Problem description:
Return the entries exactly as they appear.

== Segment start ==

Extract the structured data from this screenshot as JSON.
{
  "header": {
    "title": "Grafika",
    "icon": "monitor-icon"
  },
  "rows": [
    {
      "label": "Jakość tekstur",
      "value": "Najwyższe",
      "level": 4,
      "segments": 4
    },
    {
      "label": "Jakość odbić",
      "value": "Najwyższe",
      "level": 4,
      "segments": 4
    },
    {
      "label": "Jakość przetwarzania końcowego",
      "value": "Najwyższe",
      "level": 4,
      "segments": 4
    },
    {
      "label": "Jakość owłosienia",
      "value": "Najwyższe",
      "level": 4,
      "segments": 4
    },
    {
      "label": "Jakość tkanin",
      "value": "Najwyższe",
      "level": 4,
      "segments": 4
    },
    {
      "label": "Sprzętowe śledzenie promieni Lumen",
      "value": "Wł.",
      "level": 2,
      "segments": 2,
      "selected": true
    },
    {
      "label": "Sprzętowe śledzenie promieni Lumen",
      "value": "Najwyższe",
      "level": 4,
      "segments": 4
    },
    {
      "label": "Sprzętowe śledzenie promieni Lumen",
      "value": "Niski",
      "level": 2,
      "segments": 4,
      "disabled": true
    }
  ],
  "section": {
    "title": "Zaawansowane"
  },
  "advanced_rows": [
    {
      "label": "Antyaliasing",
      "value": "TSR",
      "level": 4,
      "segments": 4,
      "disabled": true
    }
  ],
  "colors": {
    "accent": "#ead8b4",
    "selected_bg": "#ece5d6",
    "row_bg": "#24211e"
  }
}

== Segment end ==

Answer to this task:
Extract the structured data from this screenshot as JSON.
{
  "header": {
    "title": "Grafika",
    "icon": "monitor-icon"
  },
  "rows": [
    {
      "label": "Jakość tekstur",
      "value": "Najwyższe",
      "level": 4,
      "segments": 4
    },
    {
      "label": "Jakość odbić",
      "value": "Najwyższe",
      "level": 4,
      "segments": 4
    },
    {
      "label": "Jakość przetwarzania końcowego",
      "value": "Najwyższe",
      "level": 4,
      "segments": 4
    },
    {
      "label": "Jakość owłosienia",
      "value": "Najwyższe",
      "level": 4,
      "segments": 4
    },
    {
      "label": "Jakość tkanin",
      "value": "Najwyższe",
      "level": 4,
      "segments": 4
    },
    {
      "label": "Sprzętowe śledzenie promieni Lumen",
      "value": "Wł.",
      "level": 2,
      "segments": 2,
      "selected": true
    },
    {
      "label": "Sprzętowe śledzenie promieni Lumen",
      "value": "Najwyższe",
      "level": 4,
      "segments": 4
    },
    {
      "label": "Sprzętowe śledzenie promieni Lumen",
      "value": "Niski",
      "level": 2,
      "segments": 4,
      "disabled": true
    }
  ],
  "section": {
    "title": "Zaawansowane"
  },
  "advanced_rows": [
    {
      "label": "Antyaliasing",
      "value": "TSR",
      "level": 4,
      "segments": 4,
      "disabled": true
    }
  ],
  "colors": {
    "accent": "#ead8b4",
    "selected_bg": "#ece5d6",
    "row_bg": "#24211e"
  }
}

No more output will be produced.